Jack Willoughby may well have taken part in that charge. In any event, his body was buried, perhaps by an artillery shell, back where Seely had his headquarters, until it was discovered by Jean Paul Brunel sixty-eight years later.
Later research by a documentary film crew led the search for J J Willoughby’s descendants, if any. Researcher Judy Ruzylo turned up John James Willoughby, of Rocky Mountain House Alberta, J J’s great nephew.
In the meantime, Jean Paul Brunel was in closer contact over the years with the Strathcona’s. He would welcome descendants of the Moreuil Wood veterans, history buffs, and serving members when they sought out the site. A very dramatic moment occurred in 2008 when the younger John James Willoughby was introduced to Jean Paul, and escorted to a memorial set up by Jean Paul where he had discovered the remains of “Uncle Jack”.
Now an armoured regiment, Lord Strathcona’s Horse (Royal Canadians) has always celebrated Moreuil Day to commemorate March 30th 1918. Twenty-eighteen was to be particularly noteworthy, being the 100th anniversary of the battle. Jean Paul Brunel’s determined and focussed efforts in France, and those of the regiment, culminated this year. Hundreds attended the anniversary, highlighted by the presence of the LSH(RC) Mounted Troop, descendants of veterans of the battle, and French citizens. The extended Strathcona’s family, including no fewer than a dozen Willoughbys, joined General Seely’s family and the English branch of the Flowerdews, taking part in a tight schedule of events highlighted by the re-enactment of the charge of Flowerdew’s Squadron.
As some of my readers will know, I was in Moreuil, France, for the 100th anniversary of the Battle of Moreuil Wood. One of the survivors of the charge of Flowerdew's C Squadron was my father, acting troop leader Tom Mackay.
My sister, Lamont Mackay, was unable to make the trip to Moreuil with me for health reasons. She turned her mind to poetry. Her poem, Moreuil Wood, follows. It is also featured on the Strathcona's website.
March 30, 1918
a spread of trees among rolling hills and farmers’ fields
in a river valley, near a French village
to the sounds of overhead artillery
the thundering tempo of galloping horses
and the shouts of Canadian cavalrymen
Lord Strathcona’s Horse “C” Squadron
with sharpened swords drawn
charges toward the spread of trees
where the enemy
hidden among the leaves, waits
for the right moment, to open fire
with rifles and machine guns
the commanding officer falls
a sergeant, a young man from Winnipeg
spurs his terrified steed forward
hooves digging into the dirt
muscles stretched to the limit
the men of “C” Squadron follow
carrying the charge
doing what they have been trained to do
bullets eat at the sergeant’s legs and his horse’s belly
screams of horses and men meld
in the stampede toward the incessant barrage of firepower
Moreuil Wood, March 30, 2018

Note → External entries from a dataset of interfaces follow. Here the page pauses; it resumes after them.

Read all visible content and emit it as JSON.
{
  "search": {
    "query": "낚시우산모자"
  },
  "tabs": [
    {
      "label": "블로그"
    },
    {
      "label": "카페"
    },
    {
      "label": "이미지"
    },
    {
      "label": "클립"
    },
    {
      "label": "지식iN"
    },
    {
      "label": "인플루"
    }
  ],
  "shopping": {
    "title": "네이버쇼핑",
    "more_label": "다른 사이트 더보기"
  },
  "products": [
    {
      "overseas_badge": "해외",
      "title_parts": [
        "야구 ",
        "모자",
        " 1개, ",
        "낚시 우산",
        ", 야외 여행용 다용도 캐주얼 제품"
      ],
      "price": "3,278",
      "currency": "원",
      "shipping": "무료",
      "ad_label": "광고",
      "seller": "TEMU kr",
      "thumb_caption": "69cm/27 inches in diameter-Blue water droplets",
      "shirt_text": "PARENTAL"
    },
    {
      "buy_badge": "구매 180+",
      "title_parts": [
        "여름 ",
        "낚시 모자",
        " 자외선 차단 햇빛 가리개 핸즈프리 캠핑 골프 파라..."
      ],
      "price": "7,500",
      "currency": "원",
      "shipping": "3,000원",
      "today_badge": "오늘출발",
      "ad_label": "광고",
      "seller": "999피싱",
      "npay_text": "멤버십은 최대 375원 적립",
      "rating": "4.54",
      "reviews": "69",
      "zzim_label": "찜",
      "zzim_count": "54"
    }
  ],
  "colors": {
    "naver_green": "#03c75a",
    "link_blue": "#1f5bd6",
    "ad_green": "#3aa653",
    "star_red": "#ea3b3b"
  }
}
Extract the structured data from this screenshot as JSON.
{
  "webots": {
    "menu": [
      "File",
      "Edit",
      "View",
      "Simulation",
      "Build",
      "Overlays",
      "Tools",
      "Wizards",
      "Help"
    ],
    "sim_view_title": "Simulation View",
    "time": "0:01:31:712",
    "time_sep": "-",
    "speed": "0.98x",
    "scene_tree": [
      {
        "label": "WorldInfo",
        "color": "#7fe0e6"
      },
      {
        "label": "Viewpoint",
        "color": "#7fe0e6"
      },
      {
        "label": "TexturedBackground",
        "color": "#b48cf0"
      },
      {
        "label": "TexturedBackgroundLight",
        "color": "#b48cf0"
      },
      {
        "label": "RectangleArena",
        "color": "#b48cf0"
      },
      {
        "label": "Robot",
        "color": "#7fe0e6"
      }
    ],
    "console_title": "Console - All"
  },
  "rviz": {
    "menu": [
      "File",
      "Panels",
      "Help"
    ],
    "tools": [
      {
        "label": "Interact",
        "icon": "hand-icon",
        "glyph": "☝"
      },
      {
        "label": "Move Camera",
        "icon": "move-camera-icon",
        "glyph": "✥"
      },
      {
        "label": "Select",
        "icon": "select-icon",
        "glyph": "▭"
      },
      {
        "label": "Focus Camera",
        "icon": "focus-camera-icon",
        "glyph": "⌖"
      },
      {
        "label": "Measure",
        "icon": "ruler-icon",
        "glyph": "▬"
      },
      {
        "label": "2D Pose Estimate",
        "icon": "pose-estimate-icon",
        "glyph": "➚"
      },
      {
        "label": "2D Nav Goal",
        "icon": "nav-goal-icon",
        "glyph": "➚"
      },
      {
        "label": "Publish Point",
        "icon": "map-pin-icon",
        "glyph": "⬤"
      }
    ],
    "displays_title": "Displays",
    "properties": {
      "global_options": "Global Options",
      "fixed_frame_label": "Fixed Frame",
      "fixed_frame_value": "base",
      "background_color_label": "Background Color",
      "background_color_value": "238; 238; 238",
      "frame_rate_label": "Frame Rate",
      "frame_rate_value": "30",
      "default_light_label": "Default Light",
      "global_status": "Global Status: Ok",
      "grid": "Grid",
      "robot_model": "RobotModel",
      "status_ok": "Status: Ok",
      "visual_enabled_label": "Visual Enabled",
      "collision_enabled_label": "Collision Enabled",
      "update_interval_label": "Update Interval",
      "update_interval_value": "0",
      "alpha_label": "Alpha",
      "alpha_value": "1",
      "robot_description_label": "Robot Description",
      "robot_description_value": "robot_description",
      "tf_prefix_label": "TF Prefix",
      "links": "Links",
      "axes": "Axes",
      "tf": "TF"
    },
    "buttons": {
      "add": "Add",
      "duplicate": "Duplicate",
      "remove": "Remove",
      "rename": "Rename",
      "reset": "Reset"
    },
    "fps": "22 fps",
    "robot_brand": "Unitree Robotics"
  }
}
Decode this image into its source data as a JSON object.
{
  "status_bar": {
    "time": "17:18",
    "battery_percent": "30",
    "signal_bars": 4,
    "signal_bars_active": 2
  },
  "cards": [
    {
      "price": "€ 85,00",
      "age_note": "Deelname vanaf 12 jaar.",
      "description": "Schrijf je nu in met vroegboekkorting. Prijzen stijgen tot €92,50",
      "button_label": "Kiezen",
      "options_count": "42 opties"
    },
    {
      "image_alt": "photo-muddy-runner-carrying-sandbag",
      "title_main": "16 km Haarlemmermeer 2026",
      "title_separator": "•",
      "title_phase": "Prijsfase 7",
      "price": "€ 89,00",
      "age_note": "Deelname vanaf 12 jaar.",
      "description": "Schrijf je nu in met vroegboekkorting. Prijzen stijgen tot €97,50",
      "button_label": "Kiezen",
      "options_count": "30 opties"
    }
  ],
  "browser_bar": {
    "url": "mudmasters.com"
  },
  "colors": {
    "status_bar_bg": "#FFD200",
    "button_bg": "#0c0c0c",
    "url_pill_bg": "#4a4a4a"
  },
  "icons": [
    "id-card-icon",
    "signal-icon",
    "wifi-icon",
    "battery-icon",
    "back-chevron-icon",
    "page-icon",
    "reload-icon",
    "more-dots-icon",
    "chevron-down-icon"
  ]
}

a spread of trees among rolling hills and farmers’ fields
in a river valley near a French village
where the soil continues to bubble up bullets, belt buckles and bones
the son of the young man from Winnipeg
is standing with others to witness
the galloping horses of Lord Strathcona’s Mounted Troop
swords sharpened and drawn
hooves digging into the dirt, muscles stretched to the limit
this time, a cavalry charge without machine guns or demands of sacrifice
a re-enactment, out of respect for the courage of Canadians 100 years ago
* P. S.You're entitled to a free ebook when you buy a paperback copy